MIT chemists have developed a way to modify thermoset plastics with a chemical linker that makes the materials much easier to break down, but still allows them to retain the mechanical strength that makes them so useful.Process to Develop Sustainable Thermosets
The researchers showed that they could produce a degradable version of a thermoset plastic called pDCPD, break it down into a powder, and use the powder to create more pDCPD. They also proposed a theoretical model suggesting that their approach could be applicable to a wide range of plastics and other polymers, such as rubber.
The researchers added silyl ether monomers to the liquid precursors that form pDCPD. They found that if the silyl ether monomer made up between 7.5 and 10 percent of the overall material, pDCPD would retain its mechanical strength but could be broken down into a soluble powder upon exposure to fluoride ions.
“That was the first exciting thing we found,” Jeremiah Johnson, a professor of chemistry at MIT says. “We can make pDCPD degradable while not hurting its useful mechanical properties.”
Reusing pDCPD Powder to Form New Material
In the second phase of the study, the researchers tried to reuse the resulting powder to form a new pDCPD material. After dissolving the powder in the precursor solution used to make pDCPD, they were able to make new pDCPD thermosets from the recycled powder.
“That new material has nearly indistinguishable, and in some ways improved, mechanical properties compared to the original material,” Johnson says. “Showing that you can take the degradation products and remake the same thermoset again using the same process is exciting.”
The researchers believe that this general approach could be applied to other types of thermoset chemistry as well. In this study, they showed that using degradable monomers to form the individual strands of the polymers is much more effective than using degradable bonds to “cross-link” the strands together, which has been tried before. They believe that this cleavable strand approach could be used to generate many other kinds of degradable materials.
“This is an exciting advance in engineering thermoset plastics,” says Jeffrey Moore, a professor of chemistry at the University of Illinois, who was not involved in the study. “Chemists have spent most of their effort learning to synthesize better plastics, and far less chemistry research has been invested into the science of polymer deconstruction. Johnson’s work helps to fill this important gap in fundamental knowledge while providing advances of technological significance.”
Licensing and Commercializing the Technology
If the right kinds of degradable monomers can be found for other types of polymerization reactions, this approach could be used to make degradable versions of other thermoset materials such as acrylics, epoxies, silicones, or vulcanized rubber, Johnson says.
The researchers are now hoping to form a company to license and commercialize the technology.

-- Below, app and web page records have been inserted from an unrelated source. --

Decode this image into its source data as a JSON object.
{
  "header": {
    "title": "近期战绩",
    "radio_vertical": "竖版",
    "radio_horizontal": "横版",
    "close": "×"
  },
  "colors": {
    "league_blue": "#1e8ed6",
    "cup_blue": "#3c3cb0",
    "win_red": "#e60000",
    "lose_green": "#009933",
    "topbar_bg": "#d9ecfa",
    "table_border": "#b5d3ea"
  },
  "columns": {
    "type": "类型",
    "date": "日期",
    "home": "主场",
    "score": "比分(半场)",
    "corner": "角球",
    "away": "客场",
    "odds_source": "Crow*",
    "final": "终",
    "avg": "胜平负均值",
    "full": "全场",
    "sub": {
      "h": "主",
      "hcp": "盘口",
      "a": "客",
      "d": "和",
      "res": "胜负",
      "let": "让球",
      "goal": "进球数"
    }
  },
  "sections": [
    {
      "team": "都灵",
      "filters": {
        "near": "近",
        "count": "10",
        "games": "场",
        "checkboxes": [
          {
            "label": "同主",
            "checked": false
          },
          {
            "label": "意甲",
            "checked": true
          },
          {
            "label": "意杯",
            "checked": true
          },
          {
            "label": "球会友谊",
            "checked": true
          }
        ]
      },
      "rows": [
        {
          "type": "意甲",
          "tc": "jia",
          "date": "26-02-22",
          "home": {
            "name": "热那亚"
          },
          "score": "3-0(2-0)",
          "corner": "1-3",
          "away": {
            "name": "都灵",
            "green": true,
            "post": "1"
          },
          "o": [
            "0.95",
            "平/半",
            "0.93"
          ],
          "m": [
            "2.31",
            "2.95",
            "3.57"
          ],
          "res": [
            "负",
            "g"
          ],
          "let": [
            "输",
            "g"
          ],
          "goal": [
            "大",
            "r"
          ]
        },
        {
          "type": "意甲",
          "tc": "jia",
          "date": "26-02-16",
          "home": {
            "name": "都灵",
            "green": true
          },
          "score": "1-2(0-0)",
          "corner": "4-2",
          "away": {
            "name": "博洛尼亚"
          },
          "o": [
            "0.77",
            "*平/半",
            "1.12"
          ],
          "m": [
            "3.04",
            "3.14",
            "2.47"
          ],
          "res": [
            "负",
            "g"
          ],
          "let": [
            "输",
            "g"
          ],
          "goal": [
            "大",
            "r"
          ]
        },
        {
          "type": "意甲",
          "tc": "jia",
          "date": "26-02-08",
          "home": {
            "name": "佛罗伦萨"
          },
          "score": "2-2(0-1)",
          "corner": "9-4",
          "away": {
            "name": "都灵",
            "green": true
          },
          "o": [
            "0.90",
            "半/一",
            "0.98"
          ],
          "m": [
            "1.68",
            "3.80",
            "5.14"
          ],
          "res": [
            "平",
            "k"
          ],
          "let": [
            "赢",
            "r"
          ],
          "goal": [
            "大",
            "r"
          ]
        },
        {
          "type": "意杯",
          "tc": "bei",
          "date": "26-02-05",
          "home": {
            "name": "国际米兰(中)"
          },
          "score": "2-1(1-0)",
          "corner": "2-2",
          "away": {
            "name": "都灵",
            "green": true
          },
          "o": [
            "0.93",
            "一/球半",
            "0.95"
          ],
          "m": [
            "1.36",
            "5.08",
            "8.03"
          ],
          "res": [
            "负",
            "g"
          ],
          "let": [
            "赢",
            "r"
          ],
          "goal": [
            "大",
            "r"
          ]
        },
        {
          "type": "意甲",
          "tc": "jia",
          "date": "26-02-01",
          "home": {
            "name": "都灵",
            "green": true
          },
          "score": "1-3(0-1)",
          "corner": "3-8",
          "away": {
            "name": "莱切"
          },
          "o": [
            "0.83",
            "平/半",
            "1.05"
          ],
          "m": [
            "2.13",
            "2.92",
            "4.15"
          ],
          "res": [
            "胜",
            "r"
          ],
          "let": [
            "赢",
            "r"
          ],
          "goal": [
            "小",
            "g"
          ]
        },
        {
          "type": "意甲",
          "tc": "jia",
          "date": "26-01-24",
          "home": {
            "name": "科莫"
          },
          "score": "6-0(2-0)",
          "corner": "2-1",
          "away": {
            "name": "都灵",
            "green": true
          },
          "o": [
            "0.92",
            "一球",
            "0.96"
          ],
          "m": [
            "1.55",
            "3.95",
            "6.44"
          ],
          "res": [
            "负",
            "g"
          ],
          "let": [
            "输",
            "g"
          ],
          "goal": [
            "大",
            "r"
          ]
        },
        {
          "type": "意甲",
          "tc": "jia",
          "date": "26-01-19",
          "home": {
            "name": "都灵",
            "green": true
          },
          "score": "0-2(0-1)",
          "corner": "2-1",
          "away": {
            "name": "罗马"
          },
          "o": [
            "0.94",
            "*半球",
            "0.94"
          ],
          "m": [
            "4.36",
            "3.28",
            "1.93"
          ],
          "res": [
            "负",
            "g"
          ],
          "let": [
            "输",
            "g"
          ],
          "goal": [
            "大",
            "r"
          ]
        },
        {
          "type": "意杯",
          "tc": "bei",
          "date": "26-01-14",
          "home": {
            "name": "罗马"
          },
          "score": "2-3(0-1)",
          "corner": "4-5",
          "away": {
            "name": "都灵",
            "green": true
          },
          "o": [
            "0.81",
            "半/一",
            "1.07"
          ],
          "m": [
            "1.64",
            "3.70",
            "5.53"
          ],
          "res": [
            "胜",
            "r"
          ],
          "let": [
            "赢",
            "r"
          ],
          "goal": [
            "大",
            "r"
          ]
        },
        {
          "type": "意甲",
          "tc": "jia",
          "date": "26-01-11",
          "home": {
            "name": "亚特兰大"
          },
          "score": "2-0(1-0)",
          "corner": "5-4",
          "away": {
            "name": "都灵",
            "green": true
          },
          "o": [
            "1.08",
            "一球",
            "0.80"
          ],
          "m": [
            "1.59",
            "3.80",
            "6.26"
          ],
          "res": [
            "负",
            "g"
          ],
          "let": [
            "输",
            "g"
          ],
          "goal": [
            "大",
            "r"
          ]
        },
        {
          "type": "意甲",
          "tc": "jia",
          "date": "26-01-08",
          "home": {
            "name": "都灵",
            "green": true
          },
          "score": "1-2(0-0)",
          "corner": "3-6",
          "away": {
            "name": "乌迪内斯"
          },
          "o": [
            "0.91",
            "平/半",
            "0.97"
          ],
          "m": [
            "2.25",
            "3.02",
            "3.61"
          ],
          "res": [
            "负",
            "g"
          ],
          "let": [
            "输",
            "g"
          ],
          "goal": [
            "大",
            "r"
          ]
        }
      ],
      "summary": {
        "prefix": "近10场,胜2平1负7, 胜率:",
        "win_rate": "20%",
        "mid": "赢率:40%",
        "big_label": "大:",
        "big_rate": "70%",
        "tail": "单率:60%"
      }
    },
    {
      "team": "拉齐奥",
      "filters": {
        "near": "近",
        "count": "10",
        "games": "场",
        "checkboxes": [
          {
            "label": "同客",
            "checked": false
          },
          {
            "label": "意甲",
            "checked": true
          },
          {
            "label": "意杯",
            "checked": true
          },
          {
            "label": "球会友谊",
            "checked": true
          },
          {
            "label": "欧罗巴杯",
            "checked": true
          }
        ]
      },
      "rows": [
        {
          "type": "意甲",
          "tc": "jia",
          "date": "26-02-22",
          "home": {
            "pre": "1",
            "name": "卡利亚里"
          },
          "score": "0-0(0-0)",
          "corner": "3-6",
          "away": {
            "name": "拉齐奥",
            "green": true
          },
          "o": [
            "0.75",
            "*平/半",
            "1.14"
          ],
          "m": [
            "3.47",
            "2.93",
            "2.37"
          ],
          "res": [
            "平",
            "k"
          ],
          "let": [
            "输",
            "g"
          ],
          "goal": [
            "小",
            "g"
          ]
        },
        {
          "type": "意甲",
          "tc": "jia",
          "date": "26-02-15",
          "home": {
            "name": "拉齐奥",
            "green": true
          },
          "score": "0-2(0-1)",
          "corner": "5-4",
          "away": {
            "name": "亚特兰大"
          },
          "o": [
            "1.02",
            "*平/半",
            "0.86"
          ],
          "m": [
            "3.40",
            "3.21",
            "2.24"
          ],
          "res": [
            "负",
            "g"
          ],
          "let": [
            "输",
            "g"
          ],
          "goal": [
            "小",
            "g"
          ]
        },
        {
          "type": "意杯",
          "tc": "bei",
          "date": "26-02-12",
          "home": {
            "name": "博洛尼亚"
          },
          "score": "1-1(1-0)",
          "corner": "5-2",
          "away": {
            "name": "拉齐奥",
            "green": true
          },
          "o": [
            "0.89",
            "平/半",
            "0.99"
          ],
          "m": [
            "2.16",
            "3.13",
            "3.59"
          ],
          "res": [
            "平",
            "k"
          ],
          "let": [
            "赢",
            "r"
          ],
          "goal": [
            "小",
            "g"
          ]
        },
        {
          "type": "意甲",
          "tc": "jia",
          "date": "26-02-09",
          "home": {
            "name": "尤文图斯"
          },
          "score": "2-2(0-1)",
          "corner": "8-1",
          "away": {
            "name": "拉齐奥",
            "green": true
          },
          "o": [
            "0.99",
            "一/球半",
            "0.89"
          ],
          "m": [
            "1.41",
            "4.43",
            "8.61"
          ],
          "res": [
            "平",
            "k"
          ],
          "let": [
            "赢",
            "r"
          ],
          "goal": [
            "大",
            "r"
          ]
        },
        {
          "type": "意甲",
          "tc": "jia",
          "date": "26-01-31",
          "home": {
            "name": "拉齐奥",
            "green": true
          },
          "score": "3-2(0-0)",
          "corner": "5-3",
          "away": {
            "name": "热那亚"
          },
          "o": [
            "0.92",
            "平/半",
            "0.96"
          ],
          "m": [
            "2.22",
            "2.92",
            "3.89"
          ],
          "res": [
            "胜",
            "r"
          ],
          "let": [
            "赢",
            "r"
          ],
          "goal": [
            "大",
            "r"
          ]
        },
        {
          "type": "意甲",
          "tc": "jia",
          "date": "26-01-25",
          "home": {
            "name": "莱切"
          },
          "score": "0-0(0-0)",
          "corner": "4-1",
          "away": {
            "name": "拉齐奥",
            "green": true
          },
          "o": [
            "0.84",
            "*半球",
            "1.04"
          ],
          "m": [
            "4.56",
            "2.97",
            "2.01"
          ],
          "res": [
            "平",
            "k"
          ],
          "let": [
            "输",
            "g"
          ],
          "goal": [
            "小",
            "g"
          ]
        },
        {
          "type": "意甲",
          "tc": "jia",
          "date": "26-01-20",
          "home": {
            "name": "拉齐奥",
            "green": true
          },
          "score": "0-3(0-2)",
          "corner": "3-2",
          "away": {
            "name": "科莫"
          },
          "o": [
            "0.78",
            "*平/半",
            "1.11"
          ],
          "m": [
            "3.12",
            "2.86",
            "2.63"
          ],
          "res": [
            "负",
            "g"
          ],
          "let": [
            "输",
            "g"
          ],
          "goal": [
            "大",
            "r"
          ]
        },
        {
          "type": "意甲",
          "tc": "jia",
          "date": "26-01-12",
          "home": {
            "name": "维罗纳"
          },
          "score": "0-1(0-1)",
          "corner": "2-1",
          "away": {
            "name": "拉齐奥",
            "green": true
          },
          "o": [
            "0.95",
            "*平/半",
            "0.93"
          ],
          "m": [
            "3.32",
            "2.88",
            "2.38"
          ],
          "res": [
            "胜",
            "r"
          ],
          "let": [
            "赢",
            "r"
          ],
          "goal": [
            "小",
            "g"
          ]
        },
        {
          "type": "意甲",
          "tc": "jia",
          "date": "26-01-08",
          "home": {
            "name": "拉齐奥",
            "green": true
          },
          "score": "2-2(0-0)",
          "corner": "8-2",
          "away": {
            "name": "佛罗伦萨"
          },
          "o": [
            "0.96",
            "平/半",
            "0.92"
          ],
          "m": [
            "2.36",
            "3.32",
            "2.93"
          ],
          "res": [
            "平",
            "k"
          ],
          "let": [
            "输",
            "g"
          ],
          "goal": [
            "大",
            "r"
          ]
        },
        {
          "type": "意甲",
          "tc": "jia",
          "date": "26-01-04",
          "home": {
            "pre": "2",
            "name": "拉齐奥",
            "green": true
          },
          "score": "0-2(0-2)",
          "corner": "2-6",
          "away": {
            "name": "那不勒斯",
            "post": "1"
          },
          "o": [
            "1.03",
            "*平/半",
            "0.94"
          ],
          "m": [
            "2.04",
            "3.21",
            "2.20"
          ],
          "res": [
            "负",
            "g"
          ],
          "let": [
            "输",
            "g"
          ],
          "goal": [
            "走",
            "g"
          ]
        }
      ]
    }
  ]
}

Patrick Casey, a new product consultant at SP Insight and a mentor with MIT’s Deshpande Center for Technological Innovation, has been working with Johnson and Shieh to evaluate the technology, including performing some preliminary economic modeling and secondary market research.
“We have discussed this technology with some leading industry players, who tell us it promises to be good for stakeholders throughout the value chain,” Casey says. “Parts fabricators get a stream of low-cost recycled materials; equipment manufacturers, such as automotive companies, can meet their sustainability objectives; and recyclers get a new revenue stream from thermoset plastics. The consumers see a cost saving, and all of us get a cleaner environment.”